◆ What is required: Each line of the listing below must be set down exactly.
********
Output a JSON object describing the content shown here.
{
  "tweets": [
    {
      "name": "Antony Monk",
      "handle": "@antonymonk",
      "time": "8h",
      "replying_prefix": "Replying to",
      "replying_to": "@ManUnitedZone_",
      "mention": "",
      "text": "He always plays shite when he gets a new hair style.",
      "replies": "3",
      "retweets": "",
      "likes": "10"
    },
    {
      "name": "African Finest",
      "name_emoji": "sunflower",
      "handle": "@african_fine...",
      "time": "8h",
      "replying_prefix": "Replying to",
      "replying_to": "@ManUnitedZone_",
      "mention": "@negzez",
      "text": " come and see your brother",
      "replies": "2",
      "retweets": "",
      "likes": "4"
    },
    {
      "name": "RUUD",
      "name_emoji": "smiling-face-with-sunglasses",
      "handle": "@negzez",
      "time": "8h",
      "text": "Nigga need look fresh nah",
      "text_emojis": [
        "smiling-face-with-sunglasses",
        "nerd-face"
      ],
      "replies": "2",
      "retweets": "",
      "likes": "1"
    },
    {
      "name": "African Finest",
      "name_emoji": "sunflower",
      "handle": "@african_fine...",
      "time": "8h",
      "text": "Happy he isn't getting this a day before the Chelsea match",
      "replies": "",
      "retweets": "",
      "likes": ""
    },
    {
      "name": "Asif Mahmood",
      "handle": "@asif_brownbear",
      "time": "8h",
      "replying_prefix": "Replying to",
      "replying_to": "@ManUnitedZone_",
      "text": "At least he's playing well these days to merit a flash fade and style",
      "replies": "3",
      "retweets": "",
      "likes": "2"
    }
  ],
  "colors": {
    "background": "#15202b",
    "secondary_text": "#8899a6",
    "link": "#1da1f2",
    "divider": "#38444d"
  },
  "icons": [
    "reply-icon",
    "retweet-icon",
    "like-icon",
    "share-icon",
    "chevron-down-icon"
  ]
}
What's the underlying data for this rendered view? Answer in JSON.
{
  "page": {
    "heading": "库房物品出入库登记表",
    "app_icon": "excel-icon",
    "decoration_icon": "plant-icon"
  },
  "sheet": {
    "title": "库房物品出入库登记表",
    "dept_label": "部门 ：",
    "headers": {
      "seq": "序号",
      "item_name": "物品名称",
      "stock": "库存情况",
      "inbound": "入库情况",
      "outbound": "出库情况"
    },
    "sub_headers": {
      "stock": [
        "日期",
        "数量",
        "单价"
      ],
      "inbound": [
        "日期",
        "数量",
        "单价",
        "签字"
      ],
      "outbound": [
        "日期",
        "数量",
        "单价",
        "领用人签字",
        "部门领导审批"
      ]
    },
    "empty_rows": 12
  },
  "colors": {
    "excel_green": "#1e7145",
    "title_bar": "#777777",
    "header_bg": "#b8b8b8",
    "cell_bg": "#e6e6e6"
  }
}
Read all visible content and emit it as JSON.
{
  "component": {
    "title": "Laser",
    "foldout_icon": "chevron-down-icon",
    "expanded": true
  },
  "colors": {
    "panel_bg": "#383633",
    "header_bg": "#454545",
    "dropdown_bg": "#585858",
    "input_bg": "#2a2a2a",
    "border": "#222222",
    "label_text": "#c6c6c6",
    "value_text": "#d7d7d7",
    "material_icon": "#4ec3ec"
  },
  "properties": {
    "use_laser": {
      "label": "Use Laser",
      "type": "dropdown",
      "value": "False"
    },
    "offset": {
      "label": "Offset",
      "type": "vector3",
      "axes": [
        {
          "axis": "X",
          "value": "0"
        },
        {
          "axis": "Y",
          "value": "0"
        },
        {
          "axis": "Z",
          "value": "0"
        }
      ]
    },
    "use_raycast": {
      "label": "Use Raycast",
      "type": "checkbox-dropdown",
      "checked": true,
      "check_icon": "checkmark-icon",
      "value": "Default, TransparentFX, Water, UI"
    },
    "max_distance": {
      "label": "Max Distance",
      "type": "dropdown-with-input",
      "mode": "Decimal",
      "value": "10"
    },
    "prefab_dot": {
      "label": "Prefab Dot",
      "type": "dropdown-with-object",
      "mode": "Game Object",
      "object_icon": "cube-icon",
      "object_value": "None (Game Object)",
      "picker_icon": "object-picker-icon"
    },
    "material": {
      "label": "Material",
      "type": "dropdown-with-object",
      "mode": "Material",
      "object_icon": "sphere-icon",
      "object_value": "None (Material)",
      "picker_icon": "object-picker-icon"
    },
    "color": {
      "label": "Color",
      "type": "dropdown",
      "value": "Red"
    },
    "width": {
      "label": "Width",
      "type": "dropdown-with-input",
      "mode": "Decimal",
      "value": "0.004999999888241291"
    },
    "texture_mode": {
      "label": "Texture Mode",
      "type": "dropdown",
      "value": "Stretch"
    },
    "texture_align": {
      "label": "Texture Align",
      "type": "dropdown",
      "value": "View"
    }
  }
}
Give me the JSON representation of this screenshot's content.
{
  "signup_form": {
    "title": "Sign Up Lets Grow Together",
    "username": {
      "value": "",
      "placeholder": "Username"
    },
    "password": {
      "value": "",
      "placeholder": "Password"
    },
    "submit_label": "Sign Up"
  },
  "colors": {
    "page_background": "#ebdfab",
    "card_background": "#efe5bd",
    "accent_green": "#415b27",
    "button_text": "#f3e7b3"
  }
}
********
◆ Result of the task:
Output a JSON object describing the content shown here.
{
  "tweets": [
    {
      "name": "Antony Monk",
      "handle": "@antonymonk",
      "time": "8h",
      "replying_prefix": "Replying to",
      "replying_to": "@ManUnitedZone_",
      "mention": "",
      "text": "He always plays shite when he gets a new hair style.",
      "replies": "3",
      "retweets": "",
      "likes": "10"
    },
    {
      "name": "African Finest",
      "name_emoji": "sunflower",
      "handle": "@african_fine...",
      "time": "8h",
      "replying_prefix": "Replying to",
      "replying_to": "@ManUnitedZone_",
      "mention": "@negzez",
      "text": " come and see your brother",
      "replies": "2",
      "retweets": "",
      "likes": "4"
    },
    {
      "name": "RUUD",
      "name_emoji": "smiling-face-with-sunglasses",
      "handle": "@negzez",
      "time": "8h",
      "text": "Nigga need look fresh nah",
      "text_emojis": [
        "smiling-face-with-sunglasses",
        "nerd-face"
      ],
      "replies": "2",
      "retweets": "",
      "likes": "1"
    },
    {
      "name": "African Finest",
      "name_emoji": "sunflower",
      "handle": "@african_fine...",
      "time": "8h",
      "text": "Happy he isn't getting this a day before the Chelsea match",
      "replies": "",
      "retweets": "",
      "likes": ""
    },
    {
      "name": "Asif Mahmood",
      "handle": "@asif_brownbear",
      "time": "8h",
      "replying_prefix": "Replying to",
      "replying_to": "@ManUnitedZone_",
      "text": "At least he's playing well these days to merit a flash fade and style",
      "replies": "3",
      "retweets": "",
      "likes": "2"
    }
  ],
  "colors": {
    "background": "#15202b",
    "secondary_text": "#8899a6",
    "link": "#1da1f2",
    "divider": "#38444d"
  },
  "icons": [
    "reply-icon",
    "retweet-icon",
    "like-icon",
    "share-icon",
    "chevron-down-icon"
  ]
}
What's the underlying data for this rendered view? Answer in JSON.
{
  "page": {
    "heading": "库房物品出入库登记表",
    "app_icon": "excel-icon",
    "decoration_icon": "plant-icon"
  },
  "sheet": {
    "title": "库房物品出入库登记表",
    "dept_label": "部门 ：",
    "headers": {
      "seq": "序号",
      "item_name": "物品名称",
      "stock": "库存情况",
      "inbound": "入库情况",
      "outbound": "出库情况"
    },
    "sub_headers": {
      "stock": [
        "日期",
        "数量",
        "单价"
      ],
      "inbound": [
        "日期",
        "数量",
        "单价",
        "签字"
      ],
      "outbound": [
        "日期",
        "数量",
        "单价",
        "领用人签字",
        "部门领导审批"
      ]
    },
    "empty_rows": 12
  },
  "colors": {
    "excel_green": "#1e7145",
    "title_bar": "#777777",
    "header_bg": "#b8b8b8",
    "cell_bg": "#e6e6e6"
  }
}
Read all visible content and emit it as JSON.
{
  "component": {
    "title": "Laser",
    "foldout_icon": "chevron-down-icon",
    "expanded": true
  },
  "colors": {
    "panel_bg": "#383633",
    "header_bg": "#454545",
    "dropdown_bg": "#585858",
    "input_bg": "#2a2a2a",
    "border": "#222222",
    "label_text": "#c6c6c6",
    "value_text": "#d7d7d7",
    "material_icon": "#4ec3ec"
  },
  "properties": {
    "use_laser": {
      "label": "Use Laser",
      "type": "dropdown",
      "value": "False"
    },
    "offset": {
      "label": "Offset",
      "type": "vector3",
      "axes": [
        {
          "axis": "X",
          "value": "0"
        },
        {
          "axis": "Y",
          "value": "0"
        },
        {
          "axis": "Z",
          "value": "0"
        }
      ]
    },
    "use_raycast": {
      "label": "Use Raycast",
      "type": "checkbox-dropdown",
      "checked": true,
      "check_icon": "checkmark-icon",
      "value": "Default, TransparentFX, Water, UI"
    },
    "max_distance": {
      "label": "Max Distance",
      "type": "dropdown-with-input",
      "mode": "Decimal",
      "value": "10"
    },
    "prefab_dot": {
      "label": "Prefab Dot",
      "type": "dropdown-with-object",
      "mode": "Game Object",
      "object_icon": "cube-icon",
      "object_value": "None (Game Object)",
      "picker_icon": "object-picker-icon"
    },
    "material": {
      "label": "Material",
      "type": "dropdown-with-object",
      "mode": "Material",
      "object_icon": "sphere-icon",
      "object_value": "None (Material)",
      "picker_icon": "object-picker-icon"
    },
    "color": {
      "label": "Color",
      "type": "dropdown",
      "value": "Red"
    },
    "width": {
      "label": "Width",
      "type": "dropdown-with-input",
      "mode": "Decimal",
      "value": "0.004999999888241291"
    },
    "texture_mode": {
      "label": "Texture Mode",
      "type": "dropdown",
      "value": "Stretch"
    },
    "texture_align": {
      "label": "Texture Align",
      "type": "dropdown",
      "value": "View"
    }
  }
}
Give me the JSON representation of this screenshot's content.
{
  "signup_form": {
    "title": "Sign Up Lets Grow Together",
    "username": {
      "value": "",
      "placeholder": "Username"
    },
    "password": {
      "value": "",
      "placeholder": "Password"
    },
    "submit_label": "Sign Up"
  },
  "colors": {
    "page_background": "#ebdfab",
    "card_background": "#efe5bd",
    "accent_green": "#415b27",
    "button_text": "#f3e7b3"
  }
}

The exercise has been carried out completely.